NASA's astronauts aboard the International Space Station can now chew on fresh lettuce as the gardening experiment has managed to grow red romaine lettuce for the crew. 

 

The crop harvested is part of a gardening program called 'cut-and-come-again'. Astronaut Shane Kimbrough is in-charge of the new Vegie experiment (Veg-03) and from the looks of it is doing a pretty neat job. The latest Vegie round of experiment that started October 25 saw about six red lettuce plants growing simultaneously for the first time. And the most recent harvest took place on 2 December. It yielded a small amount of lettuce that was divided among the crew members. 

 

Image: NASA Image: NASA

 

This ongoing experiment shows potential in creating a sustainable source of food. Moreover, lettuce, in particular can be harvested (by cutting) and will regrow just in about 10 days. Again, making it a good renewable crop for the space station.

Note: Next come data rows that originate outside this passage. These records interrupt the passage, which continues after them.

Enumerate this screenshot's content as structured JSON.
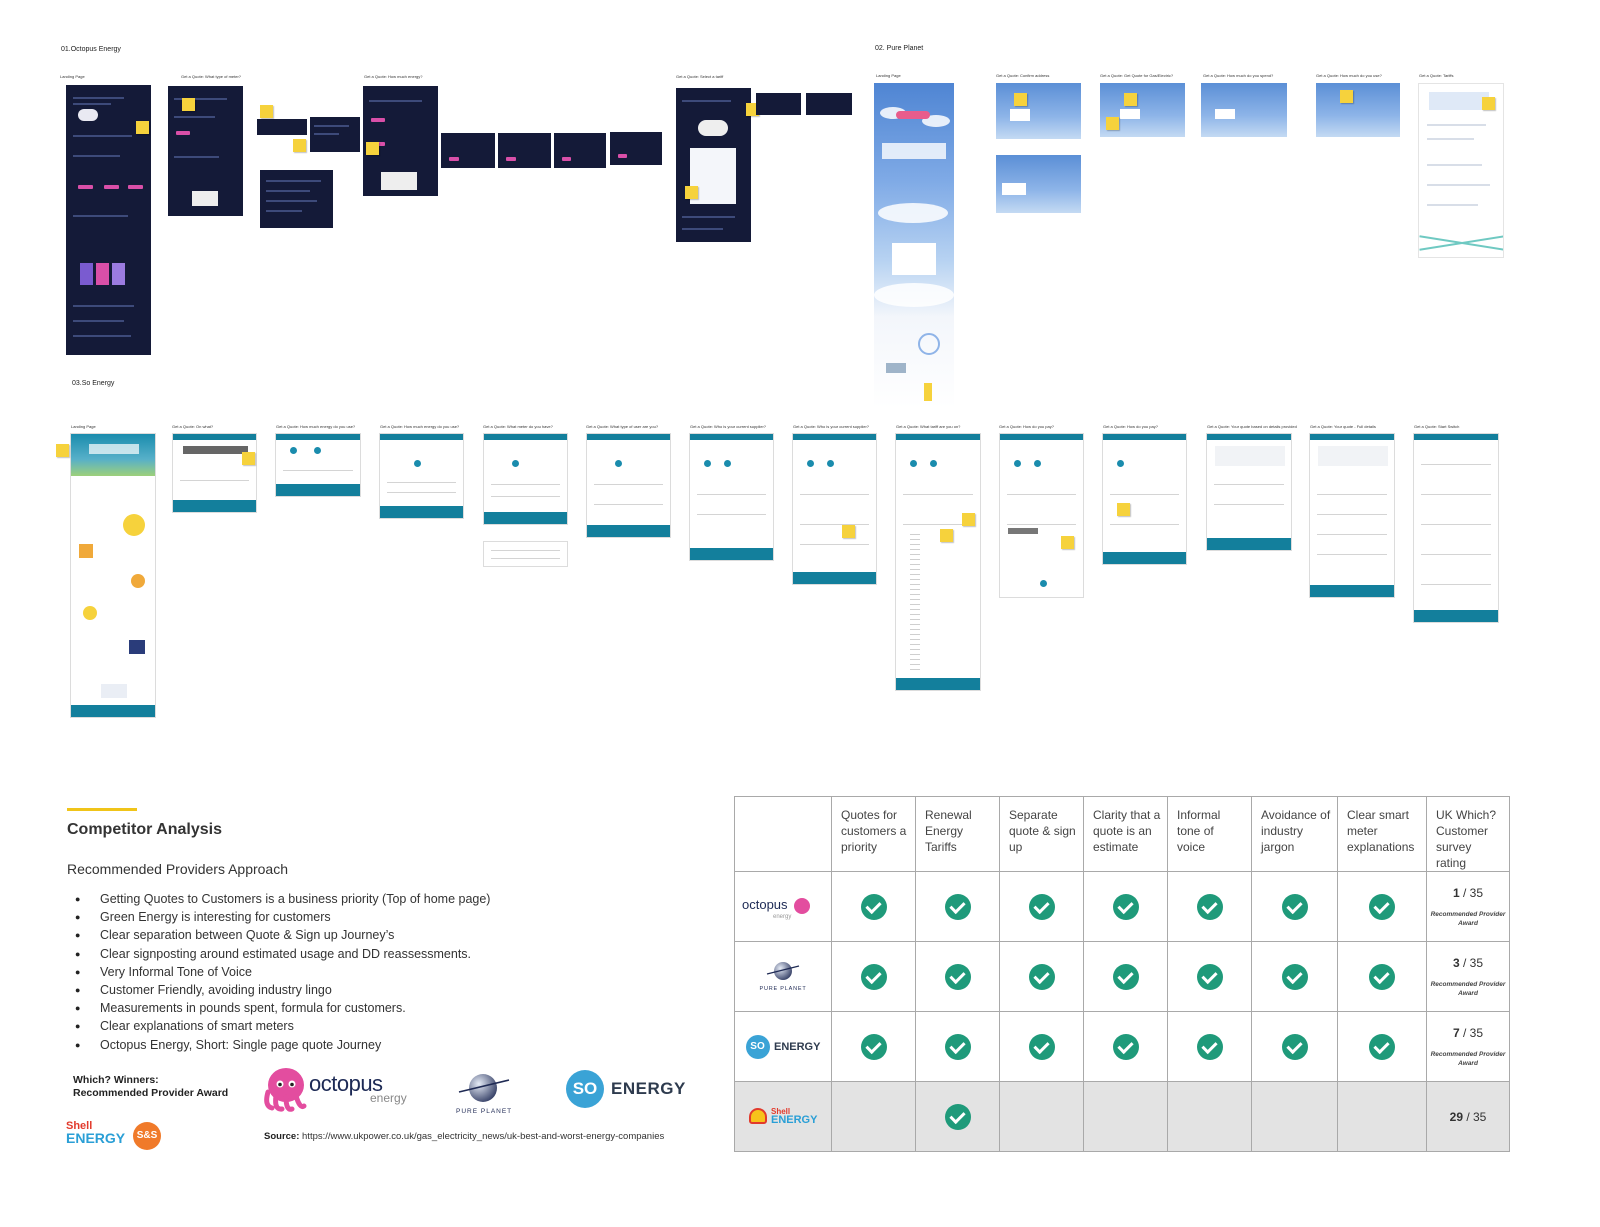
{
  "sections": {
    "octopus": "01.Octopus Energy",
    "pure_planet": "02. Pure Planet",
    "so": "03.So Energy"
  },
  "octopus_screens": [
    "Landing Page",
    "Get a Quote: What type of meter?",
    "Get a Quote: How much energy?",
    "Get a Quote: Select a tariff"
  ],
  "pure_planet_screens": [
    "Landing Page",
    "Get a Quote: Confirm address",
    "Get a Quote: Get Quote for Gas/Electric?",
    "Get a Quote: How much do you spend?",
    "Get a Quote: How much do you use?",
    "Get a Quote: Tariffs"
  ],
  "so_screens": [
    "Landing Page",
    "Get a Quote: On what?",
    "Get a Quote: How much energy do you use?",
    "Get a Quote: How much energy do you use?",
    "Get a Quote: What meter do you have?",
    "Get a Quote: What type of user are you?",
    "Get a Quote: Who is your current supplier?",
    "Get a Quote: Who is your current supplier?",
    "Get a Quote: What tariff are you on?",
    "Get a Quote: How do you pay?",
    "Get a Quote: How do you pay?",
    "Get a Quote: Your quote based on details provided",
    "Get a Quote: Your quote - Full details",
    "Get a Quote: Start Switch"
  ],
  "analysis": {
    "title": "Competitor Analysis",
    "subtitle": "Recommended Providers Approach",
    "bullets": [
      "Getting Quotes to Customers is a business priority (Top of home page)",
      "Green Energy is interesting for customers",
      "Clear separation between Quote & Sign up Journey’s",
      "Clear signposting around estimated usage and DD reassessments.",
      "Very Informal Tone of Voice",
      "Customer Friendly, avoiding industry lingo",
      "Measurements in pounds spent, formula for customers.",
      "Clear explanations of smart meters",
      "Octopus Energy, Short: Single page quote Journey"
    ],
    "winners_line1": "Which? Winners:",
    "winners_line2": "Recommended Provider Award",
    "source_label": "Source:",
    "source_url": "https://www.ukpower.co.uk/gas_electricity_news/uk-best-and-worst-energy-companies"
  },
  "logos": {
    "octopus": "octopus",
    "octopus_sub": "energy",
    "pure_planet": "PURE PLANET",
    "so": "SO",
    "so_word": "ENERGY",
    "shell_line1": "Shell",
    "shell_line2": "ENERGY",
    "ss": "S&S"
  },
  "table": {
    "headers": [
      "Quotes for customers a priority",
      "Renewal Energy Tariffs",
      "Separate quote & sign up",
      "Clarity that a quote is an estimate",
      "Informal tone of voice",
      "Avoidance of industry jargon",
      "Clear smart meter explanations",
      "UK Which? Customer survey rating"
    ],
    "rows": [
      {
        "provider": "Octopus Energy",
        "checks": [
          true,
          true,
          true,
          true,
          true,
          true,
          true
        ],
        "rank": "1",
        "total": " / 35",
        "award": "Recommended Provider Award"
      },
      {
        "provider": "Pure Planet",
        "checks": [
          true,
          true,
          true,
          true,
          true,
          true,
          true
        ],
        "rank": "3",
        "total": " / 35",
        "award": "Recommended Provider Award"
      },
      {
        "provider": "So Energy",
        "checks": [
          true,
          true,
          true,
          true,
          true,
          true,
          true
        ],
        "rank": "7",
        "total": " / 35",
        "award": "Recommended Provider Award"
      },
      {
        "provider": "Shell Energy",
        "checks": [
          false,
          true,
          false,
          false,
          false,
          false,
          false
        ],
        "rank": "29",
        "total": " / 35",
        "award": ""
      }
    ]
  },
  "colors": {
    "accent": "#f0c419",
    "check": "#1f9a7a",
    "octopus_dark": "#141a38",
    "octopus_pink": "#d94fa8",
    "so_teal": "#137f9c",
    "sticky": "#f6d23c"
  }
}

Previously, astronaut Scott Kelly was involved in assisting the early stages of development of the Veggie system that has been developed by Orbital Technologies and tested at NASA's Kennedy Space Center in Florida before being deployed to the ISS two years ago. The leafy greens were harvested for the first time last year (Veg 01) in August. So, the next obvious challenge was to increase the crop yield so that it can suffice the crew. 

 


While technology advancements take us places out of the world (literally), it's intriguing how we go back to the basics. The sustainable food supplement is considered as a critical part of NASA's journey to Mars. As it moves towards long-duration missions, Veggie could become a great resource for crew food growth and consumption.